Llanbedr children show their vision

Date: 07/11/2017
Llanbedr-1

Pupils from Ysgol Llanbedr have been inspired to design posters which encourage people to think about the local environment having seen litter and dog mess on pavements and playgrounds in the area.

 Gwynedd Council’s Tidy Towns officer, Jonathan Neale, was invited to the school to help the children and the posters have been transferred into hardback signs so that they could be put up around the village.

 Jonathan Neale, Gwynedd Council’s Tidy Towns officer said: “It was a pleasure to work with the children on their anti-litter and dog fouling campaigns. Their pictures are colourful and imaginative and I’m sure they will attract a lot of attention in the area. I’m happy that it is the children who are leading on these campaigns, as they have the imagination and enthusiasm to act upon it.”

 Local Gwynedd Councillor, Annwen Hughes, said: “The children show great community pride and confidence in their decision to improve the quality of their environment. Their efforts show not only their talent and craft, but also their vision for a better, more sustainable world. I commend their efforts – well done children!”

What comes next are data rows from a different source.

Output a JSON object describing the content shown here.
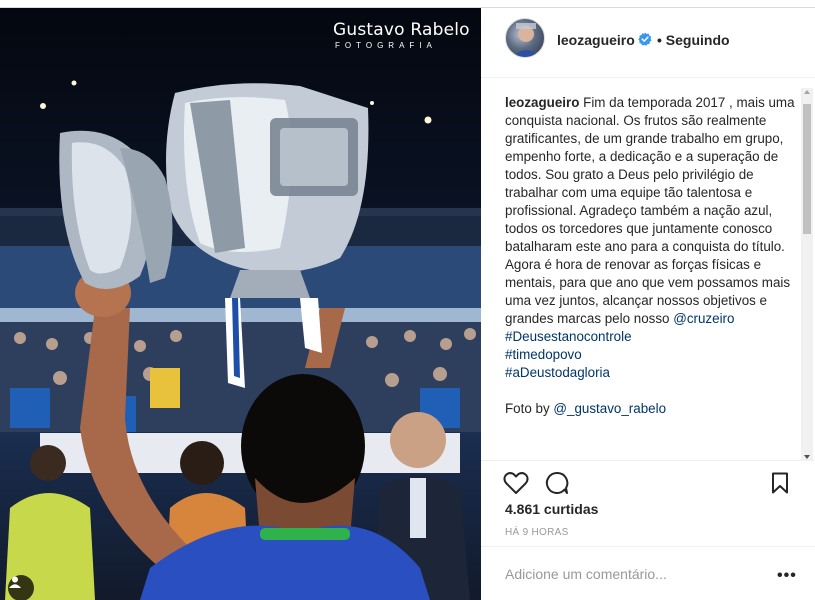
{
  "photo": {
    "watermark_name": "Gustavo Rabelo",
    "watermark_sub": "FOTOGRAFIA"
  },
  "header": {
    "username": "leozagueiro",
    "separator": "•",
    "follow_status": "Seguindo"
  },
  "caption": {
    "username": "leozagueiro",
    "text": "Fim da temporada 2017 , mais uma conquista nacional. Os frutos são realmente gratificantes, de um grande trabalho em grupo, empenho forte, a dedicação e a superação de todos. Sou grato a Deus pelo privilégio de trabalhar com uma equipe tão talentosa e profissional. Agradeço também a nação azul, todos os torcedores que juntamente conosco batalharam este ano para a conquista do título. Agora é hora de renovar as forças físicas e mentais, para que ano que vem possamos mais uma vez juntos, alcançar nossos objetivos e grandes marcas pelo nosso",
    "mention": "@cruzeiro",
    "hashtags": [
      "#Deusestanocontrole",
      "#timedopovo",
      "#aDeustodagloria"
    ],
    "credit_prefix": "Foto by",
    "credit_mention": "@_gustavo_rabelo"
  },
  "stats": {
    "likes": "4.861 curtidas",
    "time": "HÁ 9 HORAS"
  },
  "comment": {
    "placeholder": "Adicione um comentário...",
    "more": "•••"
  },
  "icons": {
    "like": "heart-icon",
    "comment": "comment-icon",
    "save": "bookmark-icon",
    "verified": "verified-badge-icon",
    "tag": "user-tag-icon"
  },
  "colors": {
    "link": "#003569",
    "verified": "#3897f0",
    "muted": "#999999"
  }
}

Gwynedd Council’s Highways and Municipal Cabinet Member, Gareth Wyn Griffiths, added: “Once again, Gwynedd’s children have reported on environmental problems in their community, and with the help of the Tidy Towns scheme they have been able to do something about it. Everyone has a responsibility to prevent litter and dog mess but it is good to see that Gwynedd’s children are educating us about these serious problems.”

Though Gwynedd compares well with other areas in Wales in terms of street cleanliness and littering, its effects are still a persistent problem effecting some communities. Those who thoughtlessly throw rubbish in any public place are committing a crime. A person found guilty of littering can receive a fine of up to £2,500.

Many dogs are infected with parasites which can be harmful to people, especially children. Toxocariasis is a disease caused when the eggs of the Toxocara worms are transferred from dogs to people through infected dog mess or soil. Infection can lead to illness and even blindness.

In Gwynedd it is a criminal offence to take a dog onto designated children’s play areas, school grounds, sports pitches and certain beaches (April-September) or to allow your dog to foul any public space. Offenders are liable to receive a £100 fixed penalty, with failure to pay potentially leading to a court summons and a fine of up to £1,000.

For more information regarding Gwynedd Council’s Tidy Towns scheme, contact the team on 01766 771 000 or send an e-mail to trefitaclus@gwynedd.gov.uk

The Tidy Towns scheme is funded by the Welsh Government with the aim of helping to improve the local environment.

 

Caption:  Ysgol Llanbedr pupils Lois, Summer, Tegid, Nansi and Erin with Gwynedd Council’s Tidy Towns officer Jonathan Neale.